Summary

Together, our studies are making fundamental contributions to our understanding of the structures of signaling networks in tumors, how these networks evolve during therapy, and how their altered properties create new therapeutic opportunities. These studies have laid the groundwork for our ongoing and future studies while also yielding widely disseminated genomic and cellular tools and informing the ongoing design of multiple human clinical trials. Specifically, ongoing areas of research focus in the lab include the systematic discovery, mechanistic characterization, and translational evaluation of collateral sensitivities in drug resistant cancers and the use of new genomic tools to define unique, targetable cell autonomous or immunological vulnerabilities in difficult-to-treat cancers.

References
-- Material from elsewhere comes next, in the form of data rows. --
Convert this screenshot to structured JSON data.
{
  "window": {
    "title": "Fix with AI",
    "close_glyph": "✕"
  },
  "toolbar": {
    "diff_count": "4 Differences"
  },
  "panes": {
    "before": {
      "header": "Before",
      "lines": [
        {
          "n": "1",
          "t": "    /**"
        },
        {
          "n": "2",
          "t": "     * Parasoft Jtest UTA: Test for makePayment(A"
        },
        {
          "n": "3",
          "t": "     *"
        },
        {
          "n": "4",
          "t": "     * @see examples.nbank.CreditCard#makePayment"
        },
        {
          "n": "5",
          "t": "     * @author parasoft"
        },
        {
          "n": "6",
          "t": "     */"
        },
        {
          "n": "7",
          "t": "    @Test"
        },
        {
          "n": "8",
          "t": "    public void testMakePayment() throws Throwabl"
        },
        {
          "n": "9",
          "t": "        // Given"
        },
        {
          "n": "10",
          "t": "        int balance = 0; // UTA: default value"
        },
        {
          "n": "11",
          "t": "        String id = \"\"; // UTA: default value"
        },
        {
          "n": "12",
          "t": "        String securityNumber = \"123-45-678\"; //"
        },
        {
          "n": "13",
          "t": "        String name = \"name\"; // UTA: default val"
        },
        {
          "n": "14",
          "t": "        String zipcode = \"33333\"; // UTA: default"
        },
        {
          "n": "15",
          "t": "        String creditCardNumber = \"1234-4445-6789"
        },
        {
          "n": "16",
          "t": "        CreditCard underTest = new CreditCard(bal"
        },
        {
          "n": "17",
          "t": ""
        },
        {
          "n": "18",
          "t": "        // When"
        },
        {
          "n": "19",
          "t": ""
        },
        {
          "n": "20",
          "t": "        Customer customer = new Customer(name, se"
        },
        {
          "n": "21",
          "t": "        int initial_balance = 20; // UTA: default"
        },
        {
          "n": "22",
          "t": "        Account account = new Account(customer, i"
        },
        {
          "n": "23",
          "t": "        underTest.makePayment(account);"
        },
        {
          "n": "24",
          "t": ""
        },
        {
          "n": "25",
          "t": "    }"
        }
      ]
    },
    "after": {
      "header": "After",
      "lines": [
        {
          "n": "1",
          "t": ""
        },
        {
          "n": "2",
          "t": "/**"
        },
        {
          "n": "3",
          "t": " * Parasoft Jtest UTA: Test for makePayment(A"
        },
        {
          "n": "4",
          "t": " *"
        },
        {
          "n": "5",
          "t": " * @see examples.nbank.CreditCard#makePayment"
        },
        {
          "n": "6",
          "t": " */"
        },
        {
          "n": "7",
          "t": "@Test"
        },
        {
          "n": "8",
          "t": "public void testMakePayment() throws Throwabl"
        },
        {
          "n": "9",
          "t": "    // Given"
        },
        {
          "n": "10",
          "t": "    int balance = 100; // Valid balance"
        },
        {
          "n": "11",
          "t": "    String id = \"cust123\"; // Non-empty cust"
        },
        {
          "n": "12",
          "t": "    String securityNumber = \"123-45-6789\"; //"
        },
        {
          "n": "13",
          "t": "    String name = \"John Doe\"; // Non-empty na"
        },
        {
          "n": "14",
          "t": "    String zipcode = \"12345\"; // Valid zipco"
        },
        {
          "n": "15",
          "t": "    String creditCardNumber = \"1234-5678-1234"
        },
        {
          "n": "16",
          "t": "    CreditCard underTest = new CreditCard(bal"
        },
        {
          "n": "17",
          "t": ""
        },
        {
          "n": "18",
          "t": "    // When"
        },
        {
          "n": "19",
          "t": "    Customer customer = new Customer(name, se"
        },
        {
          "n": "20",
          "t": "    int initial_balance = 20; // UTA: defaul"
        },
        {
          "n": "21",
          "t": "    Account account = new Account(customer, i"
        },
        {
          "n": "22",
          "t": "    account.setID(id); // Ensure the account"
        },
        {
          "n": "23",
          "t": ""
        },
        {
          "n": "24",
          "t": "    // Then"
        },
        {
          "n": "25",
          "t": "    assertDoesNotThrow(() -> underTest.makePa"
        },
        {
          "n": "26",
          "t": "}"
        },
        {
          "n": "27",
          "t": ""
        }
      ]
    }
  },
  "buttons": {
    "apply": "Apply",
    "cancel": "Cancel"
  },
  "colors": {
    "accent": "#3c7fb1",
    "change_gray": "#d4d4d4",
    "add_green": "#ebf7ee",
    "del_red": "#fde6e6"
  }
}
  1. Wood, K.C. Mapping the pathways of resistance to targeted therapies. Cancer Research 75, 4247-4251 (2015).
  2. Martz, C.A., et al. Systematic identification of signaling pathways with potential to confer anticancer drug resistance. Science Signaling 7, ra121 (2014).
  3. Ding, Y., et al. Synthetic lethality between HER2 and transaldolase in intrinsically resistant HER2-positive breast cancers. Nature Communications 9, 4274 (2018).
  4. Ali, M., et al. Codon bias imposes a targetable limitation on KRAS-driven therapeutic resistance. Nature Communications 8, 15617 (2017).
  5. Anderson, G.R., et al. A Landscape of Therapeutic Cooperativity in KRAS Mutant Cancers Reveals Principles for Controlling Tumor Evolution. Cell Reports 20, 999-1015 (2017).
  6. Lin, K.H., et al. Targeting MCL-1/BCL-XL Forestalls the Acquisition of Resistance to ABT-199 in Acute Myeloid Leukemia. Sci Rep 6, 27696 (2016).
  7. Misale, S., et al. Vertical suppression of the EGFR pathway prevents onset of resistance in colorectal cancers. Nature Communications 6, 8305 (2015).
  8. Winter, P.S., et al. RAS signaling promotes resistance to JAK inhibitors by suppressing BAD-mediated apoptosis. Science Signaling 7, ra122 (2014).
  9. Singleton, K.R., Crawford, L.A., et al. Melanoma Therapeutic Strategies that Select against Resistance by Exploiting MYC-Driven Evolutionary Convergence. Cell Reports 21, 2796-2812 (2017).
  10. Soderquist, R.S., et al. Systematic mapping of BCL-2 gene dependencies in cancer reveals molecular determinants of BH3 mimetic sensitivity. Nature Communications 9, 3513 (2018).
  11. Anderson, G.R., et al. Dysregulation of mitochondrial dynamics proteins are a targetable feature of human tumors. Nature Communications 9, 1677 (2018).
  12. Anderson, G.R., et al. PIK3CA mutations enable targeting of a breast tumor dependency through mTOR-mediated MCL-1 translation. Science Translational Medicine 8, 369ra175 (2016).
  13. Lin, K.H., Xie, A., et al. Systematic dissection of the metabolic-apoptotic interface in AML reveals heme biosynthesis to be a regulator of drug sensitivity. Cell Metabolism 29, 1217 (2019).
  14. Lin, K.H., Rutter, J.C., et al. Using antagonistic pleiotropy to design a chemotherapy-induced evolutionary trap to target drug resistance in cancer, Nature Genetics 52, 408 (2020).
  15. Su, A., Ling, F., et al. The folate cycle enzyme MTHFR is a critical regulator of cell response to MYC-targeting therapies, Cancer Discovery 10, 1894 (2020).